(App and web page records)
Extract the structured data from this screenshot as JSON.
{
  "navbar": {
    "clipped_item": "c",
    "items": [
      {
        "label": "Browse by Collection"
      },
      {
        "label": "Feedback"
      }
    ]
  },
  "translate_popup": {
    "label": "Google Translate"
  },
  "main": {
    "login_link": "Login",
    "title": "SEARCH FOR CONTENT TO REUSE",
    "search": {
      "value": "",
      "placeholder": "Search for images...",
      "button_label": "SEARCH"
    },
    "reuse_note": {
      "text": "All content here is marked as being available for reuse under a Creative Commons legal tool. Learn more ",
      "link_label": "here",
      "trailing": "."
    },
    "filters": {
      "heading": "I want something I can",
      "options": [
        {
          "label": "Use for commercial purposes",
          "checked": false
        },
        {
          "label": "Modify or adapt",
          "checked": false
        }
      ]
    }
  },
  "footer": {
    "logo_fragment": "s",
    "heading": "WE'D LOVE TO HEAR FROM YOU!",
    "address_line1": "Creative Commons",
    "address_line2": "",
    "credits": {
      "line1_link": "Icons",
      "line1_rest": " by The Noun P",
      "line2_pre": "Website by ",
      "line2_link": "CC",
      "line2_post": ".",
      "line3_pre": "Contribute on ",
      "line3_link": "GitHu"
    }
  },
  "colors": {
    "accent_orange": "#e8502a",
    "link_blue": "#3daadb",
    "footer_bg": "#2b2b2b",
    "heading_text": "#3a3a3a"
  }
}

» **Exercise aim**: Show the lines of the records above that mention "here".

» **Task solution**:
      "text": "All content here is marked as being available for reuse under a Creative Commons legal tool. Learn more ",
      "link_label": "here",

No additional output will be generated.